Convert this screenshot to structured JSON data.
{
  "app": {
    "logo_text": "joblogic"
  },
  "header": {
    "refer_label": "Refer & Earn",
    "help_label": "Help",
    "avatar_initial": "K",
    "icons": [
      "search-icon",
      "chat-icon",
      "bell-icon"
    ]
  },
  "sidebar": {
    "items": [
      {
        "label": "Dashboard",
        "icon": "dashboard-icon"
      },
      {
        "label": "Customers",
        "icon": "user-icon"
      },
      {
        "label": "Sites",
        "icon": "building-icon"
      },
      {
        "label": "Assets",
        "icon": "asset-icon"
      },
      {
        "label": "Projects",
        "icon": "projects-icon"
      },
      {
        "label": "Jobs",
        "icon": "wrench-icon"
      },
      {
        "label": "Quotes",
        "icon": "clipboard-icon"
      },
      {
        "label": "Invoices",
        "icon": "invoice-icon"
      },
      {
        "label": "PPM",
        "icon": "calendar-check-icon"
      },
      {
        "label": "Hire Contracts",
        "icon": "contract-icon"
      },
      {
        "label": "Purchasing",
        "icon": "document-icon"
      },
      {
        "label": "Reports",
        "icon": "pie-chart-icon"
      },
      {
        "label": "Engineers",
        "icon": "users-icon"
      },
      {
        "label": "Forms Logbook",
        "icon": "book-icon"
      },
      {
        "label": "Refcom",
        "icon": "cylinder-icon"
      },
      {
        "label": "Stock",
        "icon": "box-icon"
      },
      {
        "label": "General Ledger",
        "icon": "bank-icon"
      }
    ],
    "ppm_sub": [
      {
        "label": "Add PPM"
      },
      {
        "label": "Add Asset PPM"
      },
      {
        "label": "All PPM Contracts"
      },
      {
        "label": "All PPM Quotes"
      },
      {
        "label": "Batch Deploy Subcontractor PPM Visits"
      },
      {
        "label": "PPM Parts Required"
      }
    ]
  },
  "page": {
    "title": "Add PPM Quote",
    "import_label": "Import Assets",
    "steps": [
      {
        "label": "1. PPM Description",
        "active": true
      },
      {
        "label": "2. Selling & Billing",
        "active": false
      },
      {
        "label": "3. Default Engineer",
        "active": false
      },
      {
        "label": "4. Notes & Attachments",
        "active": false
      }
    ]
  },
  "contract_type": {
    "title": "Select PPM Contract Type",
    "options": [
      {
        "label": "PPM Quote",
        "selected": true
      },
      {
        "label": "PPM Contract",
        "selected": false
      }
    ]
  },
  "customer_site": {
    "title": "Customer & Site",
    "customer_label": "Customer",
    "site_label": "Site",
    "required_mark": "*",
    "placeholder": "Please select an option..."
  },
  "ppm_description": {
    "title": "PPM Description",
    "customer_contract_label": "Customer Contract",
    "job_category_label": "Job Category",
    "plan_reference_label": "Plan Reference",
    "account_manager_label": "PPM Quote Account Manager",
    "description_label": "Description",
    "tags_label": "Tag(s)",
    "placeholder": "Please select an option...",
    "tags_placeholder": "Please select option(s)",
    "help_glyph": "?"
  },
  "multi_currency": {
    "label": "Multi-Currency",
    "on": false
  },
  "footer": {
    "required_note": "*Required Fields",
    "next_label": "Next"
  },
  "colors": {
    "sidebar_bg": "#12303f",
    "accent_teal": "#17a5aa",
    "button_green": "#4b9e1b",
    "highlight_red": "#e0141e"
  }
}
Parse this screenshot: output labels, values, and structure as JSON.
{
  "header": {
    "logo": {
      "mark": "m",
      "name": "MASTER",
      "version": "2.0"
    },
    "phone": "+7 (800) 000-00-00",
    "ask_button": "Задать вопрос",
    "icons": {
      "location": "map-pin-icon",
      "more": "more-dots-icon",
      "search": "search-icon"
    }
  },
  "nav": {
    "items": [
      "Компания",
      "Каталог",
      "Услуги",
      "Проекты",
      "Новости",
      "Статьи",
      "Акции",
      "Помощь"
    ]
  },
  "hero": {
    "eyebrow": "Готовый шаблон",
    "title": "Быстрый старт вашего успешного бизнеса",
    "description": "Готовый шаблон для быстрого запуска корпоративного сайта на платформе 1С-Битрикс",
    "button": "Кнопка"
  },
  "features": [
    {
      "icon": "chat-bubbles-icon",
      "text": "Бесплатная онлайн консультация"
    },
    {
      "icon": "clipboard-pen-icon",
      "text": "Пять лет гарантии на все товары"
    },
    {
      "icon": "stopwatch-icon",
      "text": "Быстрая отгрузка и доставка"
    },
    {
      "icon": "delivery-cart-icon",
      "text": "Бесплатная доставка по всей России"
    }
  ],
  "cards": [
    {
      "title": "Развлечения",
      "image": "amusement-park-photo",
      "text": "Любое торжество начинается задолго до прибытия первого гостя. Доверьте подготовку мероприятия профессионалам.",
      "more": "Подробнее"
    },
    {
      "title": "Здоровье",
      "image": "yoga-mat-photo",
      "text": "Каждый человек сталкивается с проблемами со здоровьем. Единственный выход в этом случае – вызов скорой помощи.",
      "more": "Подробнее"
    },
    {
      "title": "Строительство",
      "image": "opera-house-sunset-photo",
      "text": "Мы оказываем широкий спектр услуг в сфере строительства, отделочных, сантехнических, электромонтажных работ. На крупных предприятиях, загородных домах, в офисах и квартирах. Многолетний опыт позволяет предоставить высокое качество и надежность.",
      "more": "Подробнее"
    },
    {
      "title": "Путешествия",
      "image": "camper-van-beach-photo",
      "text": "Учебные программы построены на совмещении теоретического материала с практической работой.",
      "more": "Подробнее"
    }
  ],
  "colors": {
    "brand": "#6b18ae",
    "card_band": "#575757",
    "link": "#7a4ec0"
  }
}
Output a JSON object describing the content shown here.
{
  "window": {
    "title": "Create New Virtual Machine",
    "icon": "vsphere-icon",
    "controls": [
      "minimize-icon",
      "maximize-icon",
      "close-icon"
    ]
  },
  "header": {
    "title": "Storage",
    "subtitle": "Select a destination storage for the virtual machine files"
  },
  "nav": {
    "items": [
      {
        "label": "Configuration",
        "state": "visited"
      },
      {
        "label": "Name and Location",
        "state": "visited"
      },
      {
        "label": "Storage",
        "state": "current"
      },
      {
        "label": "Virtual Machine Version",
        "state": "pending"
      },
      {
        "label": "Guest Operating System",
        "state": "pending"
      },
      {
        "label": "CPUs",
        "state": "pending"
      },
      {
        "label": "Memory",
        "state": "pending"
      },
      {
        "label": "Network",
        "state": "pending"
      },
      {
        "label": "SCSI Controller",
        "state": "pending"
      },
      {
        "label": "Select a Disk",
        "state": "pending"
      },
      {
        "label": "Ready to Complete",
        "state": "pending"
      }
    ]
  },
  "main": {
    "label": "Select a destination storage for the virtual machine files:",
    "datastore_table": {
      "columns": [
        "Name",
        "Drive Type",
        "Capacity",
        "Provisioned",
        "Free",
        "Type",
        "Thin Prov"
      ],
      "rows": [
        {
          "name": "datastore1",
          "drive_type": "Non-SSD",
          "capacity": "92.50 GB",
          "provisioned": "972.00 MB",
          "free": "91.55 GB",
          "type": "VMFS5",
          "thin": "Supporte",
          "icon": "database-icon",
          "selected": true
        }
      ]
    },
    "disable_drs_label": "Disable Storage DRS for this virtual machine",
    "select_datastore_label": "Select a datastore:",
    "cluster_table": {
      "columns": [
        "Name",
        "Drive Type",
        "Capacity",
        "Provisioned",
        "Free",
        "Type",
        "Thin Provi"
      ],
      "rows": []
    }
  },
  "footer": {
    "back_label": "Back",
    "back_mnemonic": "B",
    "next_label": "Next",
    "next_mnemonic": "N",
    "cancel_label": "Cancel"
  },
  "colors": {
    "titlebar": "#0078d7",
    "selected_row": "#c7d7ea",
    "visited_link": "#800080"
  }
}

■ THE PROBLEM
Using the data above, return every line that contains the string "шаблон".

■ RESPONSE FOR THIS EXERCISE
    "eyebrow": "Готовый шаблон",
    "description": "Готовый шаблон для быстрого запуска корпоративного сайта на платформе 1С-Битрикс",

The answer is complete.